Dr. Britt Wray wants people to know feeling anxious about climate change is OK.
The director of Stanford’s Center for Inter-Religious Community, Learning and Experiences says climate change affects more than just the planet we live on.
During her Humber President’s Lecture series on Tuesday, she argued it can have consequences on the mind as well.
At one point in the lecture, she asked attendees “Have you ever worried about the climate crisis? Have you ever lost sleep over it, perhaps?”
In response, over half of the audience had raised their hands.
Wray said that’s a typical response, adding that we need a healthy way to deal with those feelings.
“People’s ability to take on the structural changes, write the policies, work at the community levels to address and stop the climate crisis gets hampered and pulled back because of how battered we feel essentially determines how well we can build a new world,” Wray said.
Wray has a PhD in psychiatry and behavioural sciences and said too much focus on the negative is detrimental.
She gave examples of the good people have been doing to improve their mental health amid the climate crisis.
“It’s called task shifting, so that essentially someone who’s a grandmother to the community are all of a sudden able to sit on a bench with people who have clinical depression and talk to them … clinical trials show that at the end of their six sessions that person is more likely to recover from their depression then had they gone to a primary care support line.”

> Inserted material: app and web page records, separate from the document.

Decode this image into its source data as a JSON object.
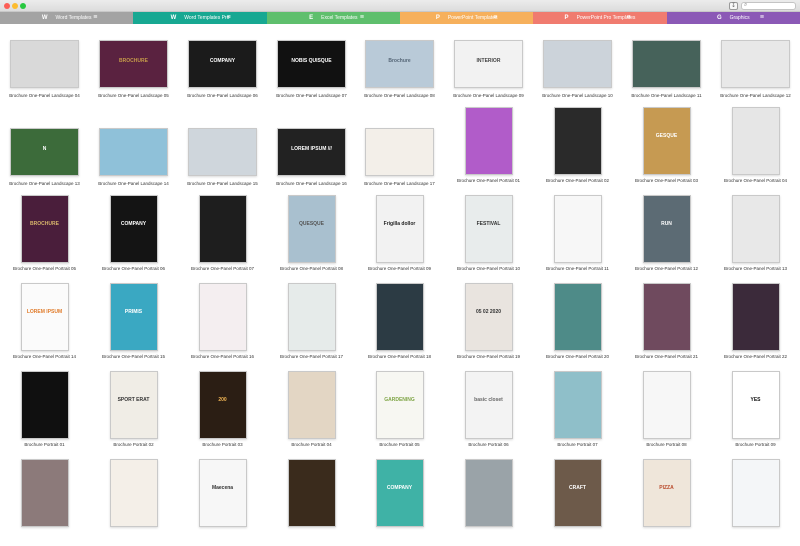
{
  "titlebar": {
    "share_icon": "share-icon",
    "search_placeholder": "",
    "search_icon": "search-icon"
  },
  "tabs": [
    {
      "letter": "W",
      "label": "Word Templates",
      "color": "#a3a3a3"
    },
    {
      "letter": "W",
      "label": "Word Templates Pro",
      "color": "#17a892"
    },
    {
      "letter": "E",
      "label": "Excel Templates",
      "color": "#5fbf6d"
    },
    {
      "letter": "P",
      "label": "PowerPoint Templates",
      "color": "#f6b05c"
    },
    {
      "letter": "P",
      "label": "PowerPoint Pro Templates",
      "color": "#f07b6f"
    },
    {
      "letter": "G",
      "label": "Graphics",
      "color": "#8b59b6"
    }
  ],
  "row1": [
    {
      "label": "Brochure One-Panel Landscape 04",
      "bg": "#d9d9d9",
      "fg": "#2b2b2b",
      "text": ""
    },
    {
      "label": "Brochure One-Panel Landscape 05",
      "bg": "#5a2240",
      "fg": "#c49a4a",
      "text": "BROCHURE"
    },
    {
      "label": "Brochure One-Panel Landscape 06",
      "bg": "#1b1b1b",
      "fg": "#ffffff",
      "text": "COMPANY"
    },
    {
      "label": "Brochure One-Panel Landscape 07",
      "bg": "#111111",
      "fg": "#ffffff",
      "text": "NOBIS QUISQUE"
    },
    {
      "label": "Brochure One-Panel Landscape 08",
      "bg": "#b9cad8",
      "fg": "#556677",
      "text": "Brochure"
    },
    {
      "label": "Brochure One-Panel Landscape 09",
      "bg": "#f2f2f2",
      "fg": "#444444",
      "text": "INTERIOR"
    },
    {
      "label": "Brochure One-Panel Landscape 10",
      "bg": "#ccd3da",
      "fg": "#ffffff",
      "text": ""
    },
    {
      "label": "Brochure One-Panel Landscape 11",
      "bg": "#46625a",
      "fg": "#ffffff",
      "text": ""
    },
    {
      "label": "Brochure One-Panel Landscape 12",
      "bg": "#e8e8e8",
      "fg": "#444444",
      "text": ""
    }
  ],
  "row2": [
    {
      "label": "Brochure One-Panel Landscape 13",
      "bg": "#3c6b3a",
      "fg": "#ffffff",
      "text": "N"
    },
    {
      "label": "Brochure One-Panel Landscape 14",
      "bg": "#8fc1d9",
      "fg": "#ffffff",
      "text": ""
    },
    {
      "label": "Brochure One-Panel Landscape 15",
      "bg": "#cfd6dc",
      "fg": "#444444",
      "text": ""
    },
    {
      "label": "Brochure One-Panel Landscape 16",
      "bg": "#222222",
      "fg": "#ffffff",
      "text": "LOREM IPSUM ///"
    },
    {
      "label": "Brochure One-Panel Landscape 17",
      "bg": "#f3efe9",
      "fg": "#555555",
      "text": ""
    },
    {
      "label": "Brochure One-Panel Portrait 01",
      "bg": "#b15cc9",
      "fg": "#ffffff",
      "text": ""
    },
    {
      "label": "Brochure One-Panel Portrait 02",
      "bg": "#2a2a2a",
      "fg": "#ffffff",
      "text": ""
    },
    {
      "label": "Brochure One-Panel Portrait 03",
      "bg": "#c69a52",
      "fg": "#ffffff",
      "text": "GESQUE"
    },
    {
      "label": "Brochure One-Panel Portrait 04",
      "bg": "#e6e6e6",
      "fg": "#222222",
      "text": ""
    }
  ],
  "row3": [
    {
      "label": "Brochure One-Panel Portrait 05",
      "bg": "#4a1e3b",
      "fg": "#d6b36b",
      "text": "BROCHURE"
    },
    {
      "label": "Brochure One-Panel Portrait 06",
      "bg": "#141414",
      "fg": "#ffffff",
      "text": "COMPANY"
    },
    {
      "label": "Brochure One-Panel Portrait 07",
      "bg": "#1e1e1e",
      "fg": "#ffffff",
      "text": ""
    },
    {
      "label": "Brochure One-Panel Portrait 08",
      "bg": "#a9c0cf",
      "fg": "#555555",
      "text": "QUESQUE"
    },
    {
      "label": "Brochure One-Panel Portrait 09",
      "bg": "#f2f2f2",
      "fg": "#222222",
      "text": "Frigilla dollor"
    },
    {
      "label": "Brochure One-Panel Portrait 10",
      "bg": "#e8ecec",
      "fg": "#333333",
      "text": "FESTIVAL"
    },
    {
      "label": "Brochure One-Panel Portrait 11",
      "bg": "#f7f7f7",
      "fg": "#4ab5bb",
      "text": ""
    },
    {
      "label": "Brochure One-Panel Portrait 12",
      "bg": "#5c6b74",
      "fg": "#ffffff",
      "text": "RUN"
    },
    {
      "label": "Brochure One-Panel Portrait 13",
      "bg": "#e8e8e8",
      "fg": "#2d8e8a",
      "text": ""
    }
  ],
  "row4": [
    {
      "label": "Brochure One-Panel Portrait 14",
      "bg": "#fbfbfb",
      "fg": "#e07b2a",
      "text": "LOREM IPSUM"
    },
    {
      "label": "Brochure One-Panel Portrait 15",
      "bg": "#3aa8c2",
      "fg": "#ffffff",
      "text": "PRIMIS"
    },
    {
      "label": "Brochure One-Panel Portrait 16",
      "bg": "#f4eef0",
      "fg": "#555555",
      "text": ""
    },
    {
      "label": "Brochure One-Panel Portrait 17",
      "bg": "#e6ebea",
      "fg": "#444444",
      "text": ""
    },
    {
      "label": "Brochure One-Panel Portrait 18",
      "bg": "#2c3b44",
      "fg": "#ffffff",
      "text": ""
    },
    {
      "label": "Brochure One-Panel Portrait 19",
      "bg": "#e9e4df",
      "fg": "#333333",
      "text": "05 02 2020"
    },
    {
      "label": "Brochure One-Panel Portrait 20",
      "bg": "#4e8b88",
      "fg": "#ffffff",
      "text": ""
    },
    {
      "label": "Brochure One-Panel Portrait 21",
      "bg": "#6f4a5e",
      "fg": "#ffffff",
      "text": ""
    },
    {
      "label": "Brochure One-Panel Portrait 22",
      "bg": "#3b2a3a",
      "fg": "#ffffff",
      "text": ""
    }
  ],
  "row5": [
    {
      "label": "Brochure Portrait 01",
      "bg": "#101010",
      "fg": "#ffffff",
      "text": ""
    },
    {
      "label": "Brochure Portrait 02",
      "bg": "#f0ede6",
      "fg": "#333333",
      "text": "SPORT ERAT"
    },
    {
      "label": "Brochure Portrait 03",
      "bg": "#2b1e14",
      "fg": "#f2b654",
      "text": "200"
    },
    {
      "label": "Brochure Portrait 04",
      "bg": "#e3d6c4",
      "fg": "#444444",
      "text": ""
    },
    {
      "label": "Brochure Portrait 05",
      "bg": "#f7f7f2",
      "fg": "#7fa546",
      "text": "GARDENING"
    },
    {
      "label": "Brochure Portrait 06",
      "bg": "#f3f3f3",
      "fg": "#666666",
      "text": "basic closet"
    },
    {
      "label": "Brochure Portrait 07",
      "bg": "#8fbfc9",
      "fg": "#ffffff",
      "text": ""
    },
    {
      "label": "Brochure Portrait 08",
      "bg": "#f7f7f7",
      "fg": "#c0392b",
      "text": ""
    },
    {
      "label": "Brochure Portrait 09",
      "bg": "#ffffff",
      "fg": "#111111",
      "text": "YES"
    }
  ],
  "row6": [
    {
      "label": "",
      "bg": "#8c7a7a",
      "fg": "#ffffff",
      "text": ""
    },
    {
      "label": "",
      "bg": "#f4efe8",
      "fg": "#555555",
      "text": ""
    },
    {
      "label": "",
      "bg": "#f7f7f7",
      "fg": "#333333",
      "text": "Maecena"
    },
    {
      "label": "",
      "bg": "#3a2b1c",
      "fg": "#e6c48a",
      "text": ""
    },
    {
      "label": "",
      "bg": "#3fb2a6",
      "fg": "#ffffff",
      "text": "COMPANY"
    },
    {
      "label": "",
      "bg": "#9aa3a8",
      "fg": "#ffffff",
      "text": ""
    },
    {
      "label": "",
      "bg": "#6d5a4a",
      "fg": "#ffffff",
      "text": "CRAFT"
    },
    {
      "label": "",
      "bg": "#efe6da",
      "fg": "#b94a2b",
      "text": "PIZZA"
    },
    {
      "label": "",
      "bg": "#f4f6f8",
      "fg": "#4a6a8a",
      "text": ""
    }
  ]
}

Aaron Saad, a professor of Liberal Arts and Sciences attended the event, said “It’s not hopeless but hope isn’t easy, it’s about being tenacious while still holding onto that hope.
After the presentation, Wray spoke about the importance of the basic things when it comes to mental health.
“You’ve got to exercise, and you’ve gotta sleep, and you’ve gotta take breaks, and you’ve gotta eat well and do things that help regulate your nervous system … being really mindful of your attention and where you’re putting it is huge.”
Wray wants the message of “Community Saves” to be the biggest takeaway people have from her talk, and to focus on community efforts to improve mental health.